Powered by NewsLook.com
Google To Use Nanoparticles, Wearables To Detect Disease

Google To Use Nanoparticles, Wearables To Detect Disease

Newsy (Oct. 29, 2014) Google X wants to improve modern medicine with nanoparticles and a wearable device. It's all an attempt to tackle disease detection and prevention. Video provided by Newsy
Powered by NewsLook.com
Can Drinking Milk Lead To Early Death?

Can Drinking Milk Lead To Early Death?

Newsy (Oct. 29, 2014) Researchers in Sweden released a study showing heavy milk drinkers face an increased mortality risk from a variety of causes. Video provided by Newsy
Powered by NewsLook.com
Obama: The US Will Not 'run and Hide' From Ebola

Obama: The US Will Not 'run and Hide' From Ebola

AP (Oct. 29, 2014) Surrounded by health care workers in the White House East Room, President Barack Obama said the U.S. will likely see additional Ebola cases in the weeks ahead. But he said the nation can't seal itself off in the fight against the disease. (Oct. 29) Video provided by AP
Powered by NewsLook.com

Search ScienceDaily

Number of stories in archives: 140,361

Find with keyword(s):
Enter a keyword or phrase to search ScienceDaily for related topics and research stories.

Save/Print:
Share:

Breaking News:

Strange & Offbeat Stories


Health & Medicine

Mind & Brain

Living & Well

In Other News

... from NewsDaily.com

Science News

Health News

    Environment News

    Technology News



    Save/Print:
    Share:

    Free Subscriptions


    Get the latest science news with ScienceDaily's free email newsletters, updated daily and weekly.
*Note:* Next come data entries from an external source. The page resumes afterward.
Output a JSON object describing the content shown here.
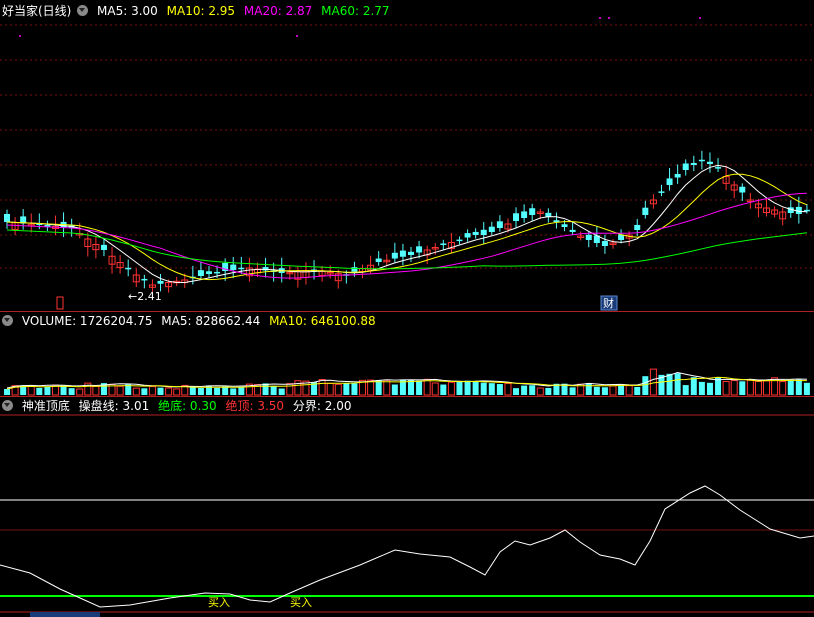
{
  "price_panel": {
    "title": "好当家(日线)",
    "indicators": [
      {
        "label": "MA5: 3.00",
        "color": "#ffffff"
      },
      {
        "label": "MA10: 2.95",
        "color": "#ffff00"
      },
      {
        "label": "MA20: 2.87",
        "color": "#ff00ff"
      },
      {
        "label": "MA60: 2.77",
        "color": "#00ff00"
      }
    ],
    "low_marker": "2.41",
    "event_tag": "财",
    "up_color": "#ff3232",
    "down_color": "#54ffff"
  },
  "volume_panel": {
    "indicators": [
      {
        "label": "VOLUME: 1726204.75",
        "color": "#ffffff"
      },
      {
        "label": "MA5: 828662.44",
        "color": "#ffffff"
      },
      {
        "label": "MA10: 646100.88",
        "color": "#ffff00"
      }
    ]
  },
  "indicator_panel": {
    "name": "神准顶底",
    "indicators": [
      {
        "label": "操盘线: 3.01",
        "color": "#ffffff"
      },
      {
        "label": "绝底: 0.30",
        "color": "#00ff00"
      },
      {
        "label": "绝顶: 3.50",
        "color": "#ff3232"
      },
      {
        "label": "分界: 2.00",
        "color": "#ffffff"
      }
    ],
    "buy_signal_1": "买入",
    "buy_signal_2": "买入"
  },
  "chart_data": {
    "type": "candlestick",
    "ma_values": {
      "MA5": 3.0,
      "MA10": 2.95,
      "MA20": 2.87,
      "MA60": 2.77
    },
    "period_low": 2.41,
    "volume": 1726204.75,
    "volume_ma5": 828662.44,
    "volume_ma10": 646100.88,
    "oscillator": {
      "operating_line": 3.01,
      "absolute_bottom": 0.3,
      "absolute_top": 3.5,
      "divider": 2.0
    }
  }
}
Or view hourly updated newsfeeds in your RSS reader:

    Get Social & Mobile


    Keep up to date with the latest news from ScienceDaily via social networks and mobile apps:

    Have Feedback?


    Tell us what you think of ScienceDaily -- we welcome both positive and negative comments. Have any problems using the site? Questions?
    Mobile: iPhone Android Web
    Follow: Facebook Twitter Google+
    Subscribe: RSS Feeds Email Newsletters
    Latest Headlines Health & Medicine Mind & Brain Space & Time Matter & Energy Computers & Math Plants & Animals Earth & Climate Fossils & Ruins